*** DATASET EXTRACT ***

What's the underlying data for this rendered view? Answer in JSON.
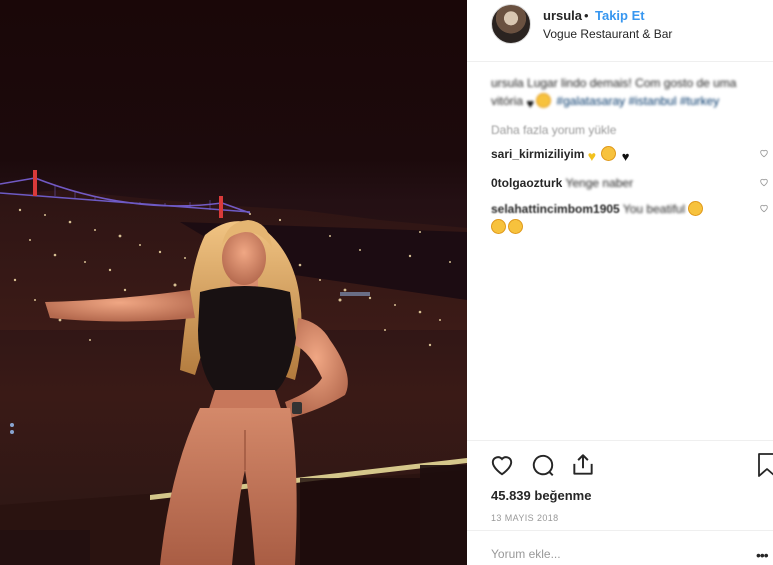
{
  "post": {
    "username": "ursula",
    "separator": "•",
    "follow_label": "Takip Et",
    "location": "Vogue Restaurant & Bar"
  },
  "caption": {
    "username": "ursula",
    "text": "Lugar lindo demais! Com gosto de uma vitória",
    "hashtags": "#galatasaray #istanbul #turkey"
  },
  "load_more_label": "Daha fazla yorum yükle",
  "comments": [
    {
      "username": "sari_kirmiziliyim",
      "text": ""
    },
    {
      "username": "0tolgaozturk",
      "text": "Yenge naber"
    },
    {
      "username": "selahattincimbom1905",
      "text": "You beatiful"
    }
  ],
  "stats": {
    "likes": "45.839 beğenme",
    "date": "13 MAYIS 2018"
  },
  "add_comment": {
    "placeholder": "Yorum ekle...",
    "more_label": "•••"
  },
  "icons": {
    "like": "heart-icon",
    "comment": "comment-icon",
    "share": "share-icon",
    "save": "bookmark-icon"
  },
  "colors": {
    "link_blue": "#3897f0",
    "text": "#262626",
    "muted": "#999999",
    "border": "#efefef"
  }
}
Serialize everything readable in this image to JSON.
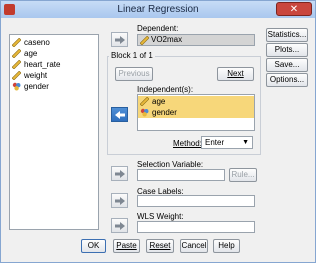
{
  "window": {
    "title": "Linear Regression",
    "close_glyph": "✕"
  },
  "variables_list": {
    "items": [
      {
        "label": "caseno",
        "icon": "scale-ruler-icon"
      },
      {
        "label": "age",
        "icon": "scale-ruler-icon"
      },
      {
        "label": "heart_rate",
        "icon": "scale-ruler-icon"
      },
      {
        "label": "weight",
        "icon": "scale-ruler-icon"
      },
      {
        "label": "gender",
        "icon": "nominal-circles-icon"
      }
    ]
  },
  "dependent": {
    "label": "Dependent:",
    "value": "VO2max",
    "icon": "scale-ruler-icon"
  },
  "block": {
    "label": "Block 1 of 1",
    "previous_label": "Previous",
    "next_label": "Next",
    "independents_label": "Independent(s):",
    "independents": [
      {
        "label": "age",
        "icon": "scale-ruler-icon"
      },
      {
        "label": "gender",
        "icon": "nominal-circles-icon"
      }
    ],
    "method_label": "Method:",
    "method_value": "Enter"
  },
  "selection_variable": {
    "label": "Selection Variable:",
    "rule_label": "Rule..."
  },
  "case_labels": {
    "label": "Case Labels:"
  },
  "wls_weight": {
    "label": "WLS Weight:"
  },
  "side_buttons": {
    "statistics": "Statistics...",
    "plots": "Plots...",
    "save": "Save...",
    "options": "Options..."
  },
  "bottom_buttons": {
    "ok": "OK",
    "paste": "Paste",
    "reset": "Reset",
    "cancel": "Cancel",
    "help": "Help"
  },
  "colors": {
    "selection": "#f7d77a",
    "active_arrow": "#2f6fbe",
    "title_bar": "#b9d2f3",
    "close": "#c9463d"
  }
}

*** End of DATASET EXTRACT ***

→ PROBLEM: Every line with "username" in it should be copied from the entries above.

→ TASK OUTPUT:
    "username": "ursula",
    "username": "ursula",
      "username": "sari_kirmiziliyim",
      "username": "0tolgaozturk",
      "username": "selahattincimbom1905",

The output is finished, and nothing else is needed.